**MATERIAL FOR THIS EXERCISE**
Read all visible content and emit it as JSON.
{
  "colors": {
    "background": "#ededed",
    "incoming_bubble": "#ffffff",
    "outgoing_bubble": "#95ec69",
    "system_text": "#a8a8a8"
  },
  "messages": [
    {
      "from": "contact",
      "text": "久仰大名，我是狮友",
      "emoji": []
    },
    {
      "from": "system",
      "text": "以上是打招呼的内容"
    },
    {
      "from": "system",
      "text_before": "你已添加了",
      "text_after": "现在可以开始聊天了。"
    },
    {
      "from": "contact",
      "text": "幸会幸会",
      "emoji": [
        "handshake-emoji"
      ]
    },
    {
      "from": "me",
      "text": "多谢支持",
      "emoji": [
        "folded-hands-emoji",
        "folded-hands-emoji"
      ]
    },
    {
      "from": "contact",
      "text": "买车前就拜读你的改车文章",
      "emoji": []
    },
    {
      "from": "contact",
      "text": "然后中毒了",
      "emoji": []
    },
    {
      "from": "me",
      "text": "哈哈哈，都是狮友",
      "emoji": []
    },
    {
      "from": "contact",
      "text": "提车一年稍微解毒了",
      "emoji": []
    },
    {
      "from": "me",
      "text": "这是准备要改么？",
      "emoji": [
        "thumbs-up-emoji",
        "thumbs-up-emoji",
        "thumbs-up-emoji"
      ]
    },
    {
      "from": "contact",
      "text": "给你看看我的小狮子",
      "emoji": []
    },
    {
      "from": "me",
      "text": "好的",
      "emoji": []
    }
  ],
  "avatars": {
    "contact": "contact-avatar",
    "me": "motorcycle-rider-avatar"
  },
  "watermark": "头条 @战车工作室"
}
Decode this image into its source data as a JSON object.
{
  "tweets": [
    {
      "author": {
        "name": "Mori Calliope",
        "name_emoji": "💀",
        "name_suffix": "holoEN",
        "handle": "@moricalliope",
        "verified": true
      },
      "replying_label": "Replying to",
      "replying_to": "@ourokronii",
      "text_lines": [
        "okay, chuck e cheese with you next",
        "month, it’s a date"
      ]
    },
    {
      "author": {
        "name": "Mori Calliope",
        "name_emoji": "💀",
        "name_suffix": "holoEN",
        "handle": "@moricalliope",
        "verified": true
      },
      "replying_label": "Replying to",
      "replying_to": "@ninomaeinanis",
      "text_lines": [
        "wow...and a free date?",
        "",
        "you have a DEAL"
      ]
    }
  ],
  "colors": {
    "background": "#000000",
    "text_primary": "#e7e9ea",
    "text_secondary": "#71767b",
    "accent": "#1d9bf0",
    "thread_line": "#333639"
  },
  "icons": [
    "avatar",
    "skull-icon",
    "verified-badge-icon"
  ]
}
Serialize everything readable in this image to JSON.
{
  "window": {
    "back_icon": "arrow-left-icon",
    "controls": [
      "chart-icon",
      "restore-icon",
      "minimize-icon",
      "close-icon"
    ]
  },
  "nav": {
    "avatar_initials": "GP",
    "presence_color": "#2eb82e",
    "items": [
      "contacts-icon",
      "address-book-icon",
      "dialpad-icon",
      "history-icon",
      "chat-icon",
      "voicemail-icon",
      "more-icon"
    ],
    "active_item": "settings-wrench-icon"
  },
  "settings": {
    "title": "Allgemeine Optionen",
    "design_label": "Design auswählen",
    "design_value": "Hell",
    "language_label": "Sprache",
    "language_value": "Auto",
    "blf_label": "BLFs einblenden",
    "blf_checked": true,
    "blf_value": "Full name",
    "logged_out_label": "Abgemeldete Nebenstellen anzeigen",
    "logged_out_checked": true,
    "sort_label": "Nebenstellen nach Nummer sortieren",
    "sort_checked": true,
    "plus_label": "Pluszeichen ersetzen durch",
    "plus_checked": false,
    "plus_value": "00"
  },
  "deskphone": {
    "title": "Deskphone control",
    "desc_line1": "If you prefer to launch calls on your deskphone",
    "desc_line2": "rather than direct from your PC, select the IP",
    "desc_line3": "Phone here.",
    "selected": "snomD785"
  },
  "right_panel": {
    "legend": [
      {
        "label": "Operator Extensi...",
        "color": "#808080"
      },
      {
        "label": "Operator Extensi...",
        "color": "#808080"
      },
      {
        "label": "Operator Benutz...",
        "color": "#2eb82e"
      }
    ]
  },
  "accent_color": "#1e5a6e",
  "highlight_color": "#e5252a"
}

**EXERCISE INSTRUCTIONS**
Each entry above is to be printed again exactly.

**WRITTEN SOLUTION**
Read all visible content and emit it as JSON.
{
  "colors": {
    "background": "#ededed",
    "incoming_bubble": "#ffffff",
    "outgoing_bubble": "#95ec69",
    "system_text": "#a8a8a8"
  },
  "messages": [
    {
      "from": "contact",
      "text": "久仰大名，我是狮友",
      "emoji": []
    },
    {
      "from": "system",
      "text": "以上是打招呼的内容"
    },
    {
      "from": "system",
      "text_before": "你已添加了",
      "text_after": "现在可以开始聊天了。"
    },
    {
      "from": "contact",
      "text": "幸会幸会",
      "emoji": [
        "handshake-emoji"
      ]
    },
    {
      "from": "me",
      "text": "多谢支持",
      "emoji": [
        "folded-hands-emoji",
        "folded-hands-emoji"
      ]
    },
    {
      "from": "contact",
      "text": "买车前就拜读你的改车文章",
      "emoji": []
    },
    {
      "from": "contact",
      "text": "然后中毒了",
      "emoji": []
    },
    {
      "from": "me",
      "text": "哈哈哈，都是狮友",
      "emoji": []
    },
    {
      "from": "contact",
      "text": "提车一年稍微解毒了",
      "emoji": []
    },
    {
      "from": "me",
      "text": "这是准备要改么？",
      "emoji": [
        "thumbs-up-emoji",
        "thumbs-up-emoji",
        "thumbs-up-emoji"
      ]
    },
    {
      "from": "contact",
      "text": "给你看看我的小狮子",
      "emoji": []
    },
    {
      "from": "me",
      "text": "好的",
      "emoji": []
    }
  ],
  "avatars": {
    "contact": "contact-avatar",
    "me": "motorcycle-rider-avatar"
  },
  "watermark": "头条 @战车工作室"
}
Decode this image into its source data as a JSON object.
{
  "tweets": [
    {
      "author": {
        "name": "Mori Calliope",
        "name_emoji": "💀",
        "name_suffix": "holoEN",
        "handle": "@moricalliope",
        "verified": true
      },
      "replying_label": "Replying to",
      "replying_to": "@ourokronii",
      "text_lines": [
        "okay, chuck e cheese with you next",
        "month, it’s a date"
      ]
    },
    {
      "author": {
        "name": "Mori Calliope",
        "name_emoji": "💀",
        "name_suffix": "holoEN",
        "handle": "@moricalliope",
        "verified": true
      },
      "replying_label": "Replying to",
      "replying_to": "@ninomaeinanis",
      "text_lines": [
        "wow...and a free date?",
        "",
        "you have a DEAL"
      ]
    }
  ],
  "colors": {
    "background": "#000000",
    "text_primary": "#e7e9ea",
    "text_secondary": "#71767b",
    "accent": "#1d9bf0",
    "thread_line": "#333639"
  },
  "icons": [
    "avatar",
    "skull-icon",
    "verified-badge-icon"
  ]
}
Serialize everything readable in this image to JSON.
{
  "window": {
    "back_icon": "arrow-left-icon",
    "controls": [
      "chart-icon",
      "restore-icon",
      "minimize-icon",
      "close-icon"
    ]
  },
  "nav": {
    "avatar_initials": "GP",
    "presence_color": "#2eb82e",
    "items": [
      "contacts-icon",
      "address-book-icon",
      "dialpad-icon",
      "history-icon",
      "chat-icon",
      "voicemail-icon",
      "more-icon"
    ],
    "active_item": "settings-wrench-icon"
  },
  "settings": {
    "title": "Allgemeine Optionen",
    "design_label": "Design auswählen",
    "design_value": "Hell",
    "language_label": "Sprache",
    "language_value": "Auto",
    "blf_label": "BLFs einblenden",
    "blf_checked": true,
    "blf_value": "Full name",
    "logged_out_label": "Abgemeldete Nebenstellen anzeigen",
    "logged_out_checked": true,
    "sort_label": "Nebenstellen nach Nummer sortieren",
    "sort_checked": true,
    "plus_label": "Pluszeichen ersetzen durch",
    "plus_checked": false,
    "plus_value": "00"
  },
  "deskphone": {
    "title": "Deskphone control",
    "desc_line1": "If you prefer to launch calls on your deskphone",
    "desc_line2": "rather than direct from your PC, select the IP",
    "desc_line3": "Phone here.",
    "selected": "snomD785"
  },
  "right_panel": {
    "legend": [
      {
        "label": "Operator Extensi...",
        "color": "#808080"
      },
      {
        "label": "Operator Extensi...",
        "color": "#808080"
      },
      {
        "label": "Operator Benutz...",
        "color": "#2eb82e"
      }
    ]
  },
  "accent_color": "#1e5a6e",
  "highlight_color": "#e5252a"
}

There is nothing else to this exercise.